*Exercise aim:*
Faithfully repeat each entry below, minus the pictures.

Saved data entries
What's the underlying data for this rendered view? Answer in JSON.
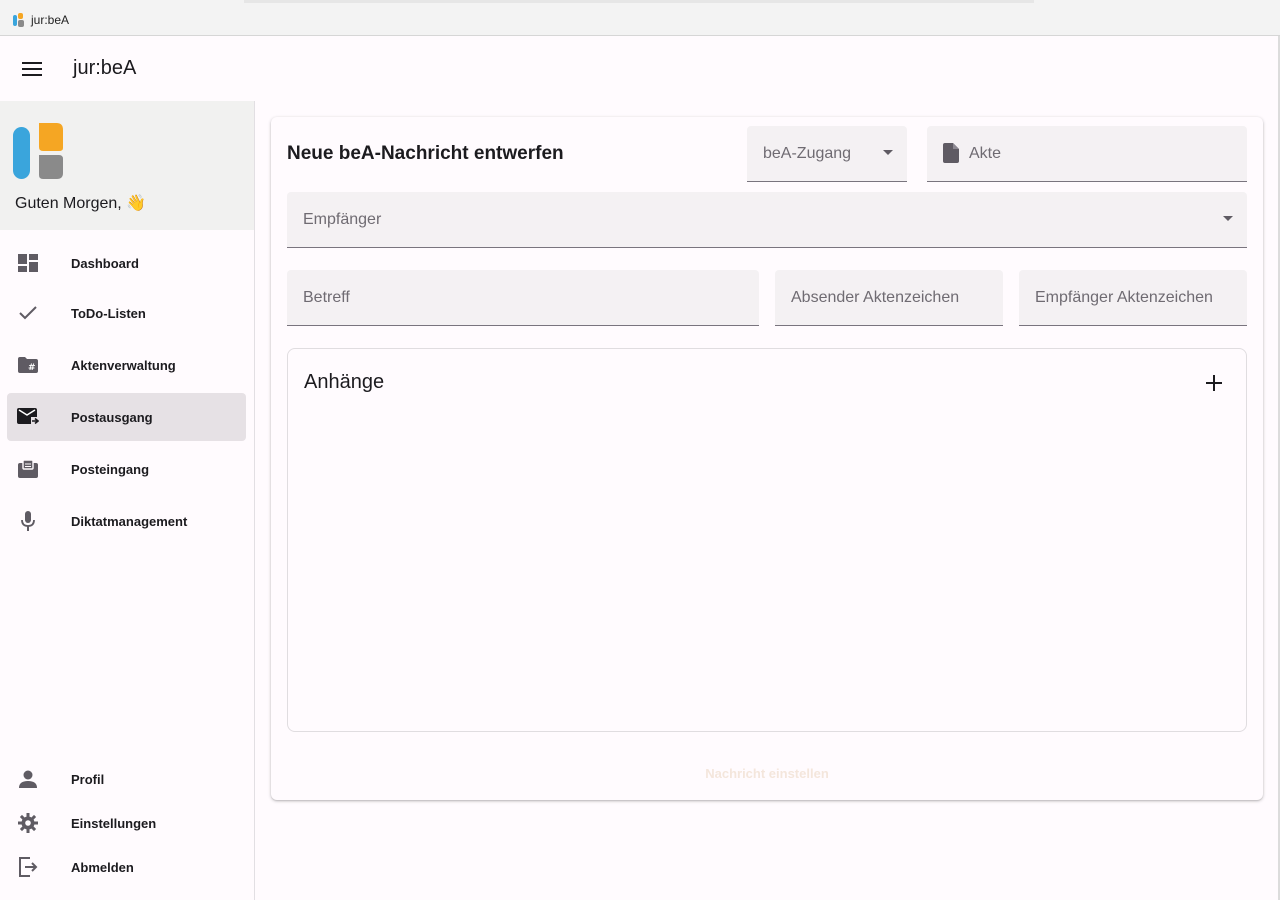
{
  "window": {
    "title": "jur:beA"
  },
  "header": {
    "title": "jur:beA",
    "menu_icon": "hamburger-icon"
  },
  "sidebar": {
    "greeting": "Guten Morgen, 👋",
    "nav": [
      {
        "label": "Dashboard",
        "icon": "dashboard-icon"
      },
      {
        "label": "ToDo-Listen",
        "icon": "check-icon"
      },
      {
        "label": "Aktenverwaltung",
        "icon": "folder-hash-icon"
      },
      {
        "label": "Postausgang",
        "icon": "mail-outgoing-icon",
        "active": true
      },
      {
        "label": "Posteingang",
        "icon": "inbox-icon"
      },
      {
        "label": "Diktatmanagement",
        "icon": "microphone-icon"
      }
    ],
    "bottom": [
      {
        "label": "Profil",
        "icon": "person-icon"
      },
      {
        "label": "Einstellungen",
        "icon": "gear-icon"
      },
      {
        "label": "Abmelden",
        "icon": "logout-icon"
      }
    ]
  },
  "form": {
    "title": "Neue beA-Nachricht entwerfen",
    "bea_zugang": {
      "placeholder": "beA-Zugang"
    },
    "akte": {
      "placeholder": "Akte"
    },
    "empfaenger": {
      "placeholder": "Empfänger"
    },
    "betreff": {
      "placeholder": "Betreff"
    },
    "absender_az": {
      "placeholder": "Absender Aktenzeichen"
    },
    "empfaenger_az": {
      "placeholder": "Empfänger Aktenzeichen"
    },
    "attachments": {
      "title": "Anhänge"
    },
    "submit_label": "Nachricht einstellen"
  },
  "colors": {
    "logo_blue": "#3aa5dc",
    "logo_orange": "#f5a623",
    "logo_gray": "#8a8a8a",
    "active_nav_bg": "#e6e1e5",
    "field_bg": "#f4f1f3"
  }
}
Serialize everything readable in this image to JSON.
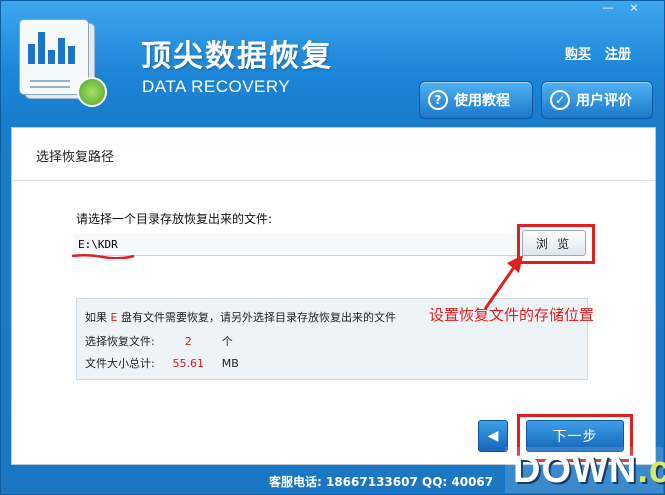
{
  "header": {
    "title": "顶尖数据恢复",
    "subtitle": "DATA RECOVERY",
    "links": {
      "buy": "购买",
      "register": "注册"
    },
    "window_controls": {
      "minimize": "—",
      "close": "×"
    },
    "buttons": {
      "tutorial": "使用教程",
      "rating": "用户评价"
    },
    "colors": {
      "accent": "#1d86d8"
    }
  },
  "main": {
    "step_title": "选择恢复路径",
    "prompt": "请选择一个目录存放恢复出来的文件:",
    "path_value": "E:\\KDR",
    "browse_label": "浏 览",
    "info": {
      "line1_prefix": "如果",
      "drive": "E",
      "line1_suffix": "盘有文件需要恢复，请另外选择目录存放恢复出来的文件",
      "selected_label": "选择恢复文件:",
      "selected_count": "2",
      "selected_unit": "个",
      "size_label": "文件大小总计:",
      "size_value": "55.61",
      "size_unit": "MB"
    },
    "back_label": "◀",
    "next_label": "下一步"
  },
  "annotation": {
    "text": "设置恢复文件的存储位置",
    "color": "#e02020"
  },
  "footer": {
    "text": "客服电话: 18667133607 QQ: 40067"
  },
  "watermark": {
    "text": "DOWN",
    "suffix": ".cc"
  }
}
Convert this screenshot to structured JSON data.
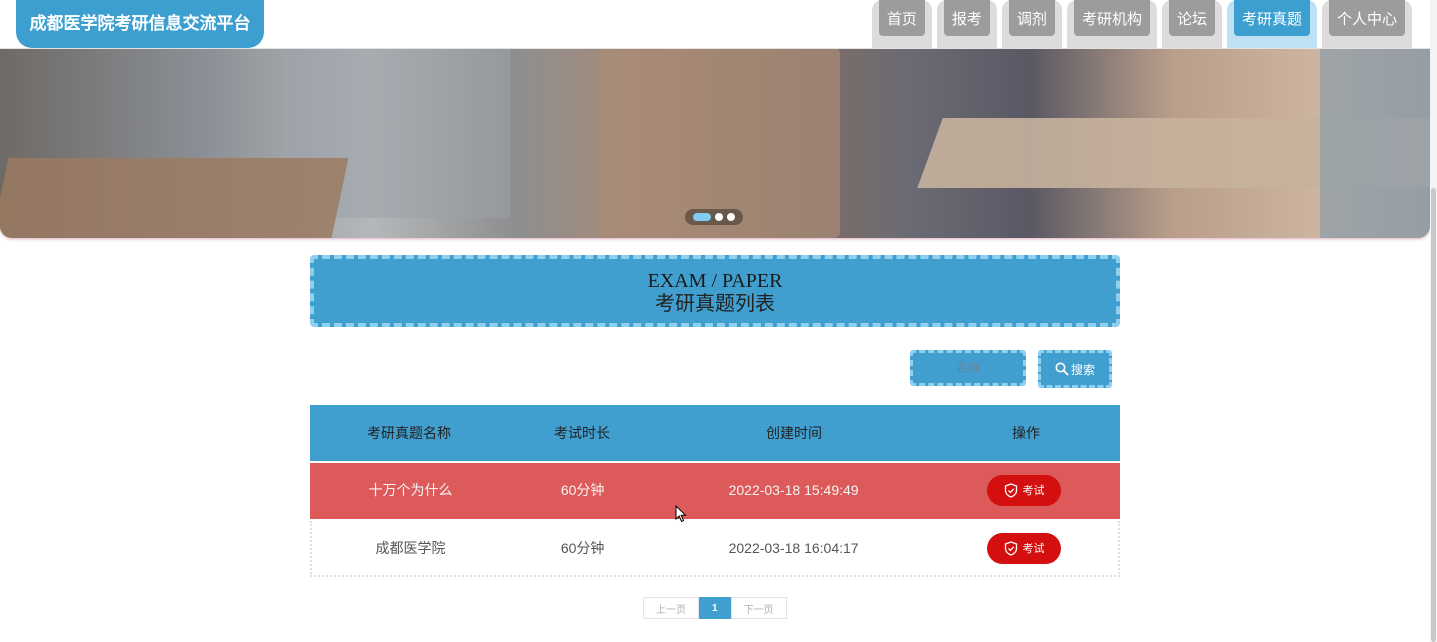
{
  "header": {
    "site_title": "成都医学院考研信息交流平台",
    "nav": [
      {
        "label": "首页",
        "active": false
      },
      {
        "label": "报考",
        "active": false
      },
      {
        "label": "调剂",
        "active": false
      },
      {
        "label": "考研机构",
        "active": false
      },
      {
        "label": "论坛",
        "active": false
      },
      {
        "label": "考研真题",
        "active": true
      },
      {
        "label": "个人中心",
        "active": false
      }
    ]
  },
  "banner": {
    "slides": 3,
    "active_slide": 1
  },
  "section": {
    "title_en": "EXAM / PAPER",
    "title_cn": "考研真题列表"
  },
  "search": {
    "placeholder": "名称",
    "value": "",
    "button_label": "搜索",
    "icon": "search-icon"
  },
  "table": {
    "headers": [
      "考研真题名称",
      "考试时长",
      "创建时间",
      "操作"
    ],
    "rows": [
      {
        "name": "十万个为什么",
        "duration": "60分钟",
        "created": "2022-03-18 15:49:49",
        "action": "考试",
        "highlighted": true
      },
      {
        "name": "成都医学院",
        "duration": "60分钟",
        "created": "2022-03-18 16:04:17",
        "action": "考试",
        "highlighted": false
      }
    ]
  },
  "pagination": {
    "prev": "上一页",
    "current": "1",
    "next": "下一页"
  },
  "colors": {
    "primary": "#419fd0",
    "highlight_row": "#dc5a5a",
    "action_button": "#d40f0f",
    "nav_inactive": "#9c9c9c"
  }
}
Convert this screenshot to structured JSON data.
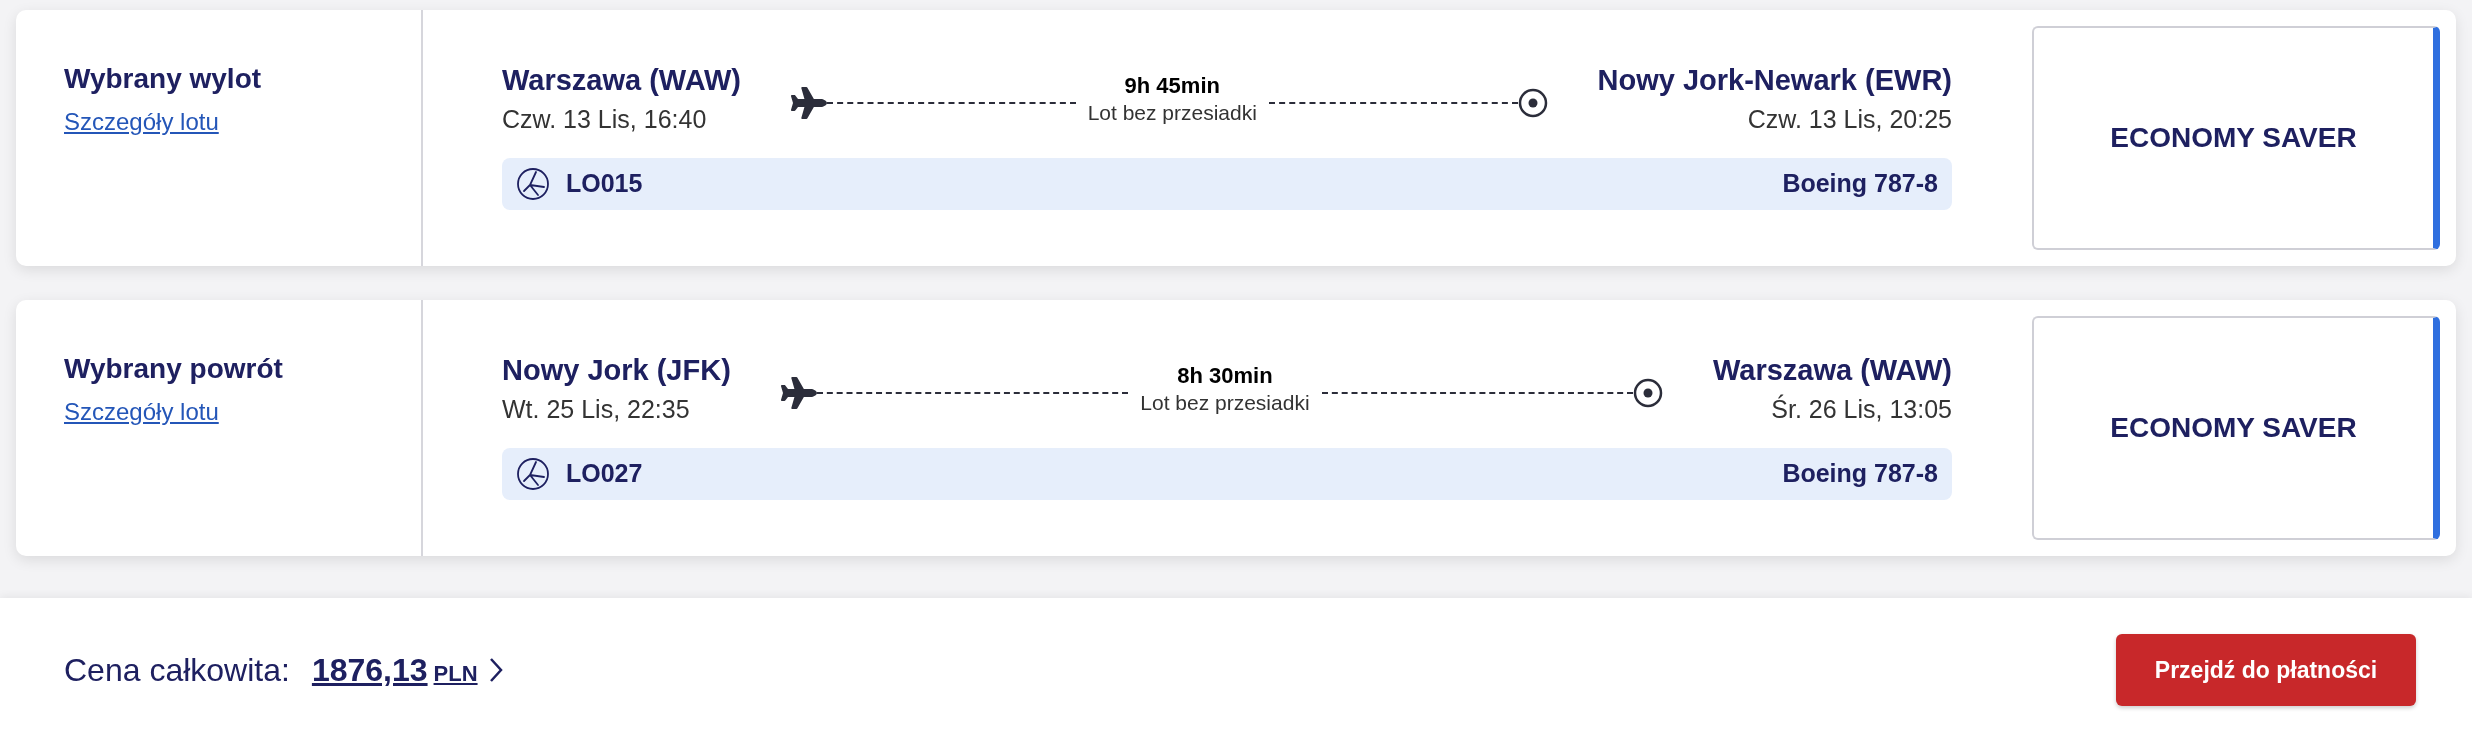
{
  "flights": [
    {
      "heading": "Wybrany wylot",
      "details_link": "Szczegóły lotu",
      "origin": {
        "city": "Warszawa (WAW)",
        "datetime": "Czw. 13 Lis, 16:40"
      },
      "duration": "9h 45min",
      "stops": "Lot bez przesiadki",
      "destination": {
        "city": "Nowy Jork-Newark (EWR)",
        "datetime": "Czw. 13 Lis, 20:25"
      },
      "flight_number": "LO015",
      "aircraft": "Boeing 787-8",
      "fare": {
        "label": "ECONOMY SAVER",
        "selected": true
      }
    },
    {
      "heading": "Wybrany powrót",
      "details_link": "Szczegóły lotu",
      "origin": {
        "city": "Nowy Jork (JFK)",
        "datetime": "Wt. 25 Lis, 22:35"
      },
      "duration": "8h 30min",
      "stops": "Lot bez przesiadki",
      "destination": {
        "city": "Warszawa (WAW)",
        "datetime": "Śr. 26 Lis, 13:05"
      },
      "flight_number": "LO027",
      "aircraft": "Boeing 787-8",
      "fare": {
        "label": "ECONOMY SAVER",
        "selected": true
      }
    }
  ],
  "footer": {
    "total_label": "Cena całkowita:",
    "amount": "1876,13",
    "currency": "PLN",
    "pay_button": "Przejdź do płatności"
  }
}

*Response box:*
What's the underlying data for this rendered view? Answer in JSON.
{
  "window": {
    "title": "jur:beA"
  },
  "header": {
    "title": "jur:beA",
    "menu_icon": "hamburger-icon"
  },
  "sidebar": {
    "greeting": "Guten Morgen, 👋",
    "nav": [
      {
        "label": "Dashboard",
        "icon": "dashboard-icon"
      },
      {
        "label": "ToDo-Listen",
        "icon": "check-icon"
      },
      {
        "label": "Aktenverwaltung",
        "icon": "folder-hash-icon"
      },
      {
        "label": "Postausgang",
        "icon": "mail-outgoing-icon",
        "active": true
      },
      {
        "label": "Posteingang",
        "icon": "inbox-icon"
      },
      {
        "label": "Diktatmanagement",
        "icon": "microphone-icon"
      }
    ],
    "bottom": [
      {
        "label": "Profil",
        "icon": "person-icon"
      },
      {
        "label": "Einstellungen",
        "icon": "gear-icon"
      },
      {
        "label": "Abmelden",
        "icon": "logout-icon"
      }
    ]
  },
  "form": {
    "title": "Neue beA-Nachricht entwerfen",
    "bea_zugang": {
      "placeholder": "beA-Zugang"
    },
    "akte": {
      "placeholder": "Akte"
    },
    "empfaenger": {
      "placeholder": "Empfänger"
    },
    "betreff": {
      "placeholder": "Betreff"
    },
    "absender_az": {
      "placeholder": "Absender Aktenzeichen"
    },
    "empfaenger_az": {
      "placeholder": "Empfänger Aktenzeichen"
    },
    "attachments": {
      "title": "Anhänge"
    },
    "submit_label": "Nachricht einstellen"
  },
  "colors": {
    "logo_blue": "#3aa5dc",
    "logo_orange": "#f5a623",
    "logo_gray": "#8a8a8a",
    "active_nav_bg": "#e6e1e5",
    "field_bg": "#f4f1f3"
  }
}
Serialize everything readable in this image to JSON.
{
  "header": {
    "title": "顶尖数据恢复",
    "subtitle": "DATA RECOVERY",
    "links": {
      "buy": "购买",
      "register": "注册"
    },
    "window_controls": {
      "minimize": "—",
      "close": "×"
    },
    "buttons": {
      "tutorial": "使用教程",
      "rating": "用户评价"
    },
    "colors": {
      "accent": "#1d86d8"
    }
  },
  "main": {
    "step_title": "选择恢复路径",
    "prompt": "请选择一个目录存放恢复出来的文件:",
    "path_value": "E:\\KDR",
    "browse_label": "浏 览",
    "info": {
      "line1_prefix": "如果",
      "drive": "E",
      "line1_suffix": "盘有文件需要恢复，请另外选择目录存放恢复出来的文件",
      "selected_label": "选择恢复文件:",
      "selected_count": "2",
      "selected_unit": "个",
      "size_label": "文件大小总计:",
      "size_value": "55.61",
      "size_unit": "MB"
    },
    "back_label": "◀",
    "next_label": "下一步"
  },
  "annotation": {
    "text": "设置恢复文件的存储位置",
    "color": "#e02020"
  },
  "footer": {
    "text": "客服电话: 18667133607 QQ: 40067"
  },
  "watermark": {
    "text": "DOWN",
    "suffix": ".cc"
  }
}
Convert this screenshot to structured JSON data.
{
  "header": {
    "site_title": "成都医学院考研信息交流平台",
    "nav": [
      {
        "label": "首页",
        "active": false
      },
      {
        "label": "报考",
        "active": false
      },
      {
        "label": "调剂",
        "active": false
      },
      {
        "label": "考研机构",
        "active": false
      },
      {
        "label": "论坛",
        "active": false
      },
      {
        "label": "考研真题",
        "active": true
      },
      {
        "label": "个人中心",
        "active": false
      }
    ]
  },
  "banner": {
    "slides": 3,
    "active_slide": 1
  },
  "section": {
    "title_en": "EXAM / PAPER",
    "title_cn": "考研真题列表"
  },
  "search": {
    "placeholder": "名称",
    "value": "",
    "button_label": "搜索",
    "icon": "search-icon"
  },
  "table": {
    "headers": [
      "考研真题名称",
      "考试时长",
      "创建时间",
      "操作"
    ],
    "rows": [
      {
        "name": "十万个为什么",
        "duration": "60分钟",
        "created": "2022-03-18 15:49:49",
        "action": "考试",
        "highlighted": true
      },
      {
        "name": "成都医学院",
        "duration": "60分钟",
        "created": "2022-03-18 16:04:17",
        "action": "考试",
        "highlighted": false
      }
    ]
  },
  "pagination": {
    "prev": "上一页",
    "current": "1",
    "next": "下一页"
  },
  "colors": {
    "primary": "#419fd0",
    "highlight_row": "#dc5a5a",
    "action_button": "#d40f0f",
    "nav_inactive": "#9c9c9c"
  }
}
Convert this screenshot to structured JSON data.
{
  "flights": [
    {
      "heading": "Wybrany wylot",
      "details_link": "Szczegóły lotu",
      "origin": {
        "city": "Warszawa (WAW)",
        "datetime": "Czw. 13 Lis, 16:40"
      },
      "duration": "9h 45min",
      "stops": "Lot bez przesiadki",
      "destination": {
        "city": "Nowy Jork-Newark (EWR)",
        "datetime": "Czw. 13 Lis, 20:25"
      },
      "flight_number": "LO015",
      "aircraft": "Boeing 787-8",
      "fare": {
        "label": "ECONOMY SAVER",
        "selected": true
      }
    },
    {
      "heading": "Wybrany powrót",
      "details_link": "Szczegóły lotu",
      "origin": {
        "city": "Nowy Jork (JFK)",
        "datetime": "Wt. 25 Lis, 22:35"
      },
      "duration": "8h 30min",
      "stops": "Lot bez przesiadki",
      "destination": {
        "city": "Warszawa (WAW)",
        "datetime": "Śr. 26 Lis, 13:05"
      },
      "flight_number": "LO027",
      "aircraft": "Boeing 787-8",
      "fare": {
        "label": "ECONOMY SAVER",
        "selected": true
      }
    }
  ],
  "footer": {
    "total_label": "Cena całkowita:",
    "amount": "1876,13",
    "currency": "PLN",
    "pay_button": "Przejdź do płatności"
  }
}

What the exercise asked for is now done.